Things are not getting any better for the New Jersey Devils even if they do have a new head coach in Peter DeBoer.
For the second season in a row, the Devils will be missing one of their young forward stars for a significant amount of time. Centre Travis Zajac told The Star-Ledger he may not play until the new year thanks to a torn Achilles tendon. Rich Chere has all the sad details.
Last season, the Devils played all but 13 games without winger Zach Parise due to knee surgery. That was one reason why the Devils scored the fewest goals (171) of any NHL team in 2010-11. The other was the poor first season of prize free agent Ilya Kovalchuk.

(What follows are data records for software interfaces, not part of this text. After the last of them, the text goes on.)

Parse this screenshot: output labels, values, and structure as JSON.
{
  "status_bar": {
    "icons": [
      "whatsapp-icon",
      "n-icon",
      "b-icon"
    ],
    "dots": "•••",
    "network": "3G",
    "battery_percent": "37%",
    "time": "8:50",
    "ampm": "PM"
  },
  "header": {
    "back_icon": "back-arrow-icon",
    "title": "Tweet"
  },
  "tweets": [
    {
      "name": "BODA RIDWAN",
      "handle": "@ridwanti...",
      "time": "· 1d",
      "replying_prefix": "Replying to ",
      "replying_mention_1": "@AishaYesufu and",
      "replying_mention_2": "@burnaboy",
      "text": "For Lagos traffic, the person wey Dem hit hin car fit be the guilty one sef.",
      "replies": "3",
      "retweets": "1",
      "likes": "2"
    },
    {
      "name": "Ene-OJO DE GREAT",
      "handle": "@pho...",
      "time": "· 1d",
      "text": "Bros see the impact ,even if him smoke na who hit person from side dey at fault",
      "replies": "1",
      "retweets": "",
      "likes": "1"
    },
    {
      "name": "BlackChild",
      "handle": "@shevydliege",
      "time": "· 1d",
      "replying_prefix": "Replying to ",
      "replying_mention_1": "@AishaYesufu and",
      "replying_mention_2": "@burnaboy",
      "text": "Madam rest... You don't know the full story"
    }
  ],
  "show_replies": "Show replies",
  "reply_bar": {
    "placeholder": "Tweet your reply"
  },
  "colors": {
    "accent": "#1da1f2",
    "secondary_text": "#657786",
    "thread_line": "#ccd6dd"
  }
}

Losing Zajac is not good news for a team that did nothing to improve its offence over the summer other than look forward to having Parise around for a full season.
Things are no better off the ice, either. Team owner Jeff Vanderbeek cut a deal with co-owners Ray Chambers and Mike Gilfallin to take over their 47 per cent of the team, boosting his stake to 94 per cent, and he got them to pay him for it, too (sort of).
But it is a hollow victory, as Vanderbeek still has to refinance the team's debt, which is well north of $100-million (all currency U.S.), all by himself in a world where bankers are reluctant to lend money even to people with lots of assets.
The Star-Ledger has the details. Chambers agreed to pay half of a joint bank loan for $46-million with Vanderbeek. In exchange, Vanderbeek will take Chambers' 47-per-cent of the team and look after the $23-million remaining on the loan.
This may sound like a sweetheart deal for Vanderbeek but it really isn't. Chambers was the only man in the ownership group with the money needed to pay the Devils' healthy losses and now he's gone. For Chambers, paying $23-million to unload his share of the Devils is a bargain considering the team owes at least $100-million in bank loans and its operating company owes a similar amount. Now he won't have to write any cheques to cover loans or annual losses.
Chambers and Gilfallin have been trying to dump their chunk of the team for close to a year. But Vanderbeek insisted he would remain as the managing partner, which meant no one with money was interested in buying into a team he or she would not be able to control.